- Locally, in June 2008 Liverpool’s St Bride’s Church, began a monthly LGBTQ+ community gathering known as Open Table, ‘integrating spiritual identity with sexual identities’. Since 2015 it has become the Open Table Network (OTN), currently with 25 multidenominational communities across England and Wales.
I find Bridget in Liverpool along Hope Street; in the Art School, Notre Dame, Women’s Technology Centre, the street’s history of poetry and poets. Also echoing Brigid are the waters in Saint James’s gardens, known as a healing well. I continuously discover more as transformations occur and new aspects of the modern goddess spring into life.
Bibliography, papers, and websites
- Condren, M. (2002). The Serpent and the Goddess: Women, Religion, and Power in Celtic Ireland. Dublin: New Island.
- Jones, P. and Inkpin, J. (2021). Pen and Ink Reflections. [online] Pen and Ink Reflections. Available at: https://www.penandinkreflections.org/ [Accessed 25 Jul. 2022].
- Marija Alseikaite Gimbutas (2006). The Language of the Goddess. London: Thames & Hudson.
- O’Neill, D. (2010). Passionate Holiness; Marginalized Christian Devotions for Distinctive Peoples. Trafford On Demand Pub.
- UK Parliament (2020). Food, Poverty, Health and the Environment – Committees – UK Parliament. [online] committees.parliament.uk. Available at: https://committees.parliament.uk/work/8/food-poverty-health-and-the-environment/publications/ [Accessed 25 Jul. 2022].
Associated events (please note these may have passed)
The Irish World presents the Liverpool Irish Festival (launch)
Samhain (Hallowe’en) Céilí
Judy will be in the Museum of Liverpool, during our Family Day, making Samhain crosses for you to build and take away. See event listing for more details.
Judy Chicago, Saint Bridget place setting from The Dinner Party, 1979. Mixed media. Collection of Brooklyn Museum, gift of the Elizabeth A Sackler Foundation © Judy Chicago/Artists Rights Society (ARS), New York. Photo © Donald Woodman/ ARS, NY.

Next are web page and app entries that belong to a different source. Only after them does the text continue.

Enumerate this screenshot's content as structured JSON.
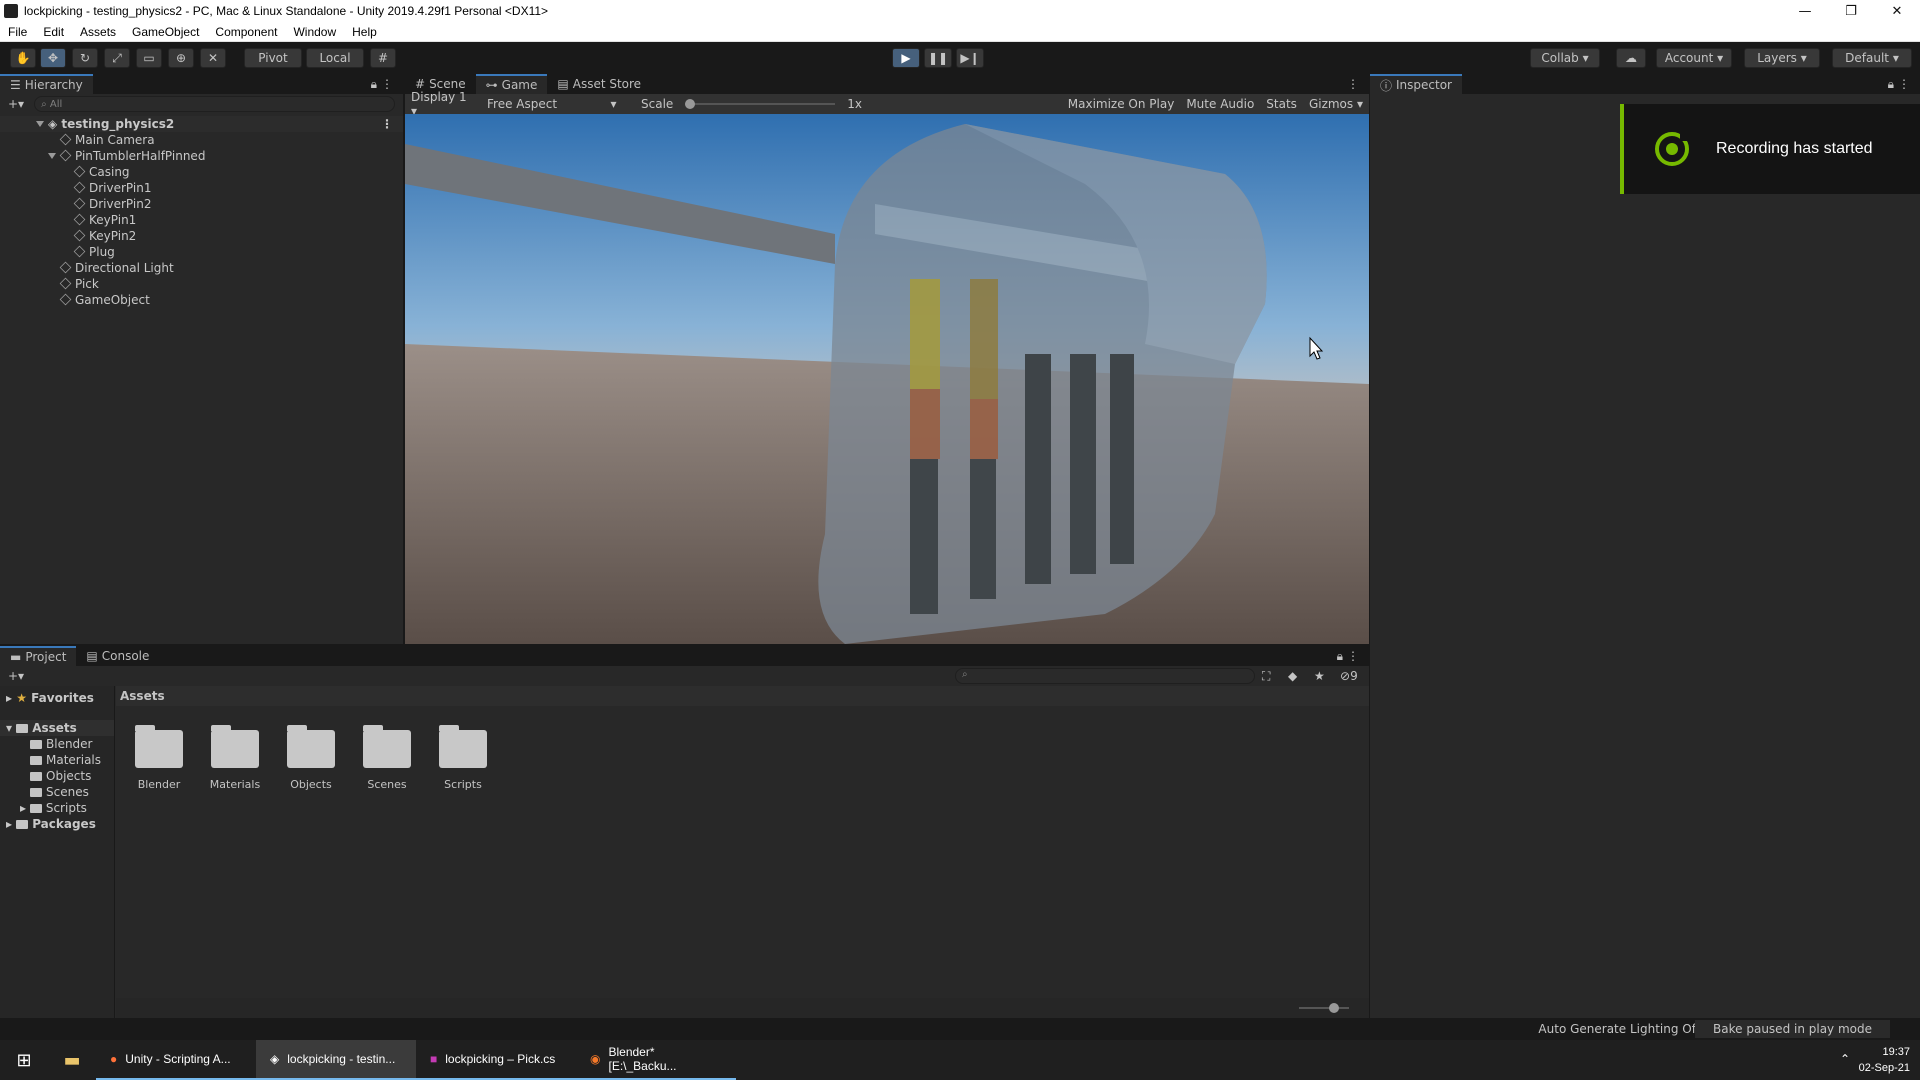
{
  "window": {
    "title": "lockpicking - testing_physics2 - PC, Mac & Linux Standalone - Unity 2019.4.29f1 Personal <DX11>",
    "minimize": "—",
    "restore": "❐",
    "close": "✕"
  },
  "menu": [
    "File",
    "Edit",
    "Assets",
    "GameObject",
    "Component",
    "Window",
    "Help"
  ],
  "toolbar": {
    "pivot": "Pivot",
    "local": "Local",
    "collab": "Collab",
    "account": "Account",
    "layers": "Layers",
    "layout": "Default"
  },
  "hierarchy": {
    "tab": "Hierarchy",
    "search_placeholder": "All",
    "scene": "testing_physics2",
    "items": [
      {
        "label": "Main Camera"
      },
      {
        "label": "PinTumblerHalfPinned"
      },
      {
        "label": "Casing"
      },
      {
        "label": "DriverPin1"
      },
      {
        "label": "DriverPin2"
      },
      {
        "label": "KeyPin1"
      },
      {
        "label": "KeyPin2"
      },
      {
        "label": "Plug"
      },
      {
        "label": "Directional Light"
      },
      {
        "label": "Pick"
      },
      {
        "label": "GameObject"
      }
    ]
  },
  "gameview": {
    "tabs": [
      "Scene",
      "Game",
      "Asset Store"
    ],
    "display": "Display 1",
    "aspect": "Free Aspect",
    "scale_label": "Scale",
    "scale_value": "1x",
    "maximize": "Maximize On Play",
    "mute": "Mute Audio",
    "stats": "Stats",
    "gizmos": "Gizmos"
  },
  "inspector": {
    "tab": "Inspector"
  },
  "notification": {
    "text": "Recording has started",
    "accent": "#76b900"
  },
  "project": {
    "tabs": [
      "Project",
      "Console"
    ],
    "breadcrumb": "Assets",
    "favorites": "Favorites",
    "assets_root": "Assets",
    "tree": [
      "Blender",
      "Materials",
      "Objects",
      "Scenes",
      "Scripts"
    ],
    "packages": "Packages",
    "folders": [
      "Blender",
      "Materials",
      "Objects",
      "Scenes",
      "Scripts"
    ],
    "hidden_count": "9"
  },
  "status": {
    "lighting": "Auto Generate Lighting Off",
    "bake": "Bake paused in play mode"
  },
  "taskbar": {
    "items": [
      "Unity - Scripting A...",
      "lockpicking - testin...",
      "lockpicking – Pick.cs",
      "Blender* [E:\\_Backu..."
    ],
    "time": "19:37",
    "date": "02-Sep-21"
  },
  "colors": {
    "accent": "#3a79bb",
    "play": "#46607c"
  }
}
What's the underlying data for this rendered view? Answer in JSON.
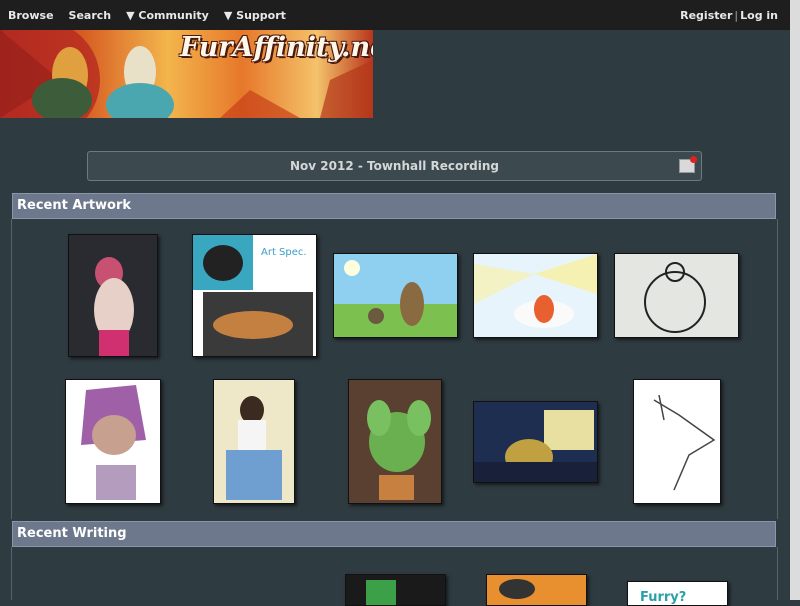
{
  "nav": {
    "browse": "Browse",
    "search": "Search",
    "community": "▼ Community",
    "support": "▼ Support",
    "register": "Register",
    "separator": "|",
    "login": "Log in"
  },
  "banner": {
    "logo_text": "FurAffinity.net"
  },
  "announcement": {
    "title": "Nov 2012 - Townhall Recording"
  },
  "sections": {
    "recent_artwork": "Recent Artwork",
    "recent_writing": "Recent Writing"
  }
}
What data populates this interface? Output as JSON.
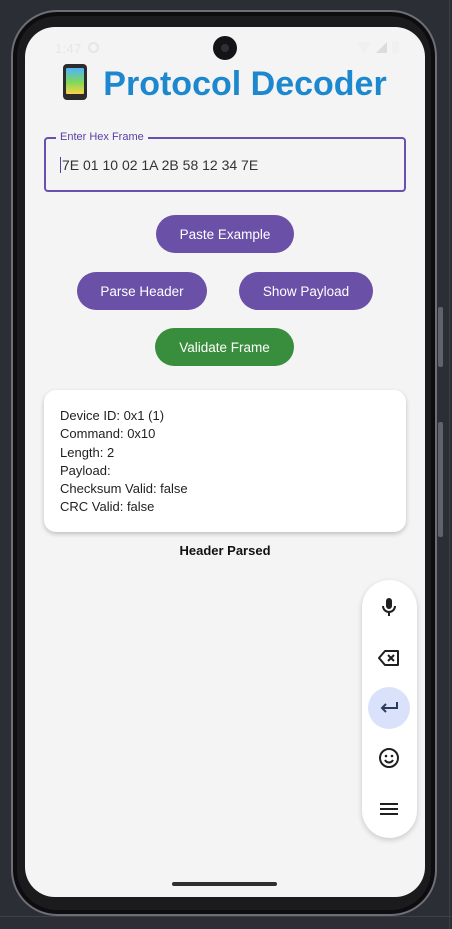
{
  "status_bar": {
    "time": "1:47"
  },
  "app": {
    "title": "Protocol Decoder",
    "title_color": "#1e88cf"
  },
  "hex_input": {
    "label": "Enter Hex Frame",
    "value": "7E 01 10 02 1A 2B 58 12 34 7E"
  },
  "buttons": {
    "paste_example": "Paste Example",
    "parse_header": "Parse Header",
    "show_payload": "Show Payload",
    "validate_frame": "Validate Frame",
    "primary_color": "#6a50a7",
    "validate_color": "#388e3c"
  },
  "result": {
    "lines": [
      "Device ID: 0x1 (1)",
      "Command: 0x10",
      "Length: 2",
      "Payload:",
      "Checksum Valid: false",
      "CRC Valid: false"
    ]
  },
  "status_message": "Header Parsed",
  "keyboard_toolbar": {
    "icons": [
      "mic-icon",
      "backspace-icon",
      "enter-icon",
      "emoji-icon",
      "menu-icon"
    ],
    "active": "enter-icon"
  }
}
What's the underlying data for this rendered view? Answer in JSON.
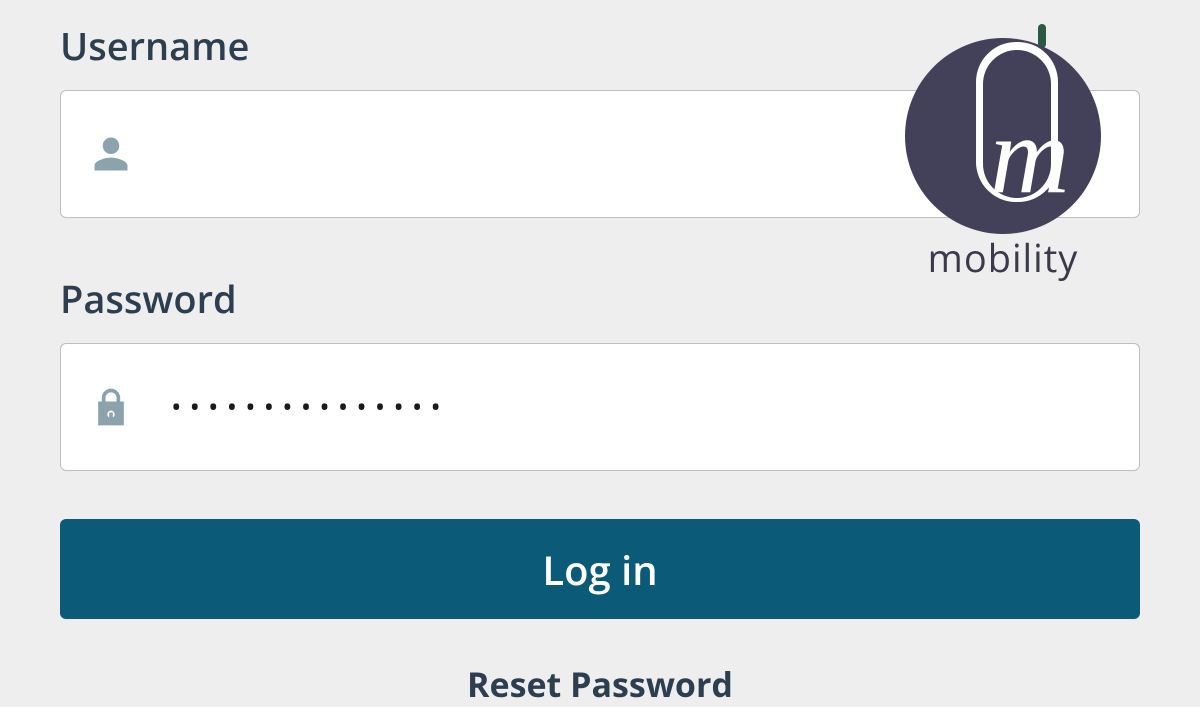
{
  "labels": {
    "username": "Username",
    "password": "Password"
  },
  "fields": {
    "username_value": "",
    "password_value": "•••••••••••••••"
  },
  "buttons": {
    "login": "Log in",
    "reset": "Reset Password"
  },
  "logo": {
    "text": "mobility"
  },
  "colors": {
    "primary_button": "#0b5a78",
    "text_dark": "#2c3e50",
    "icon": "#8aa3ad",
    "logo_dark": "#43405a",
    "logo_accent": "#2a5a43"
  }
}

Anyone seeking more information on Judy Chicago’s work should visit the Judy Chicago Research Portal: https://judychicagoportal.org/.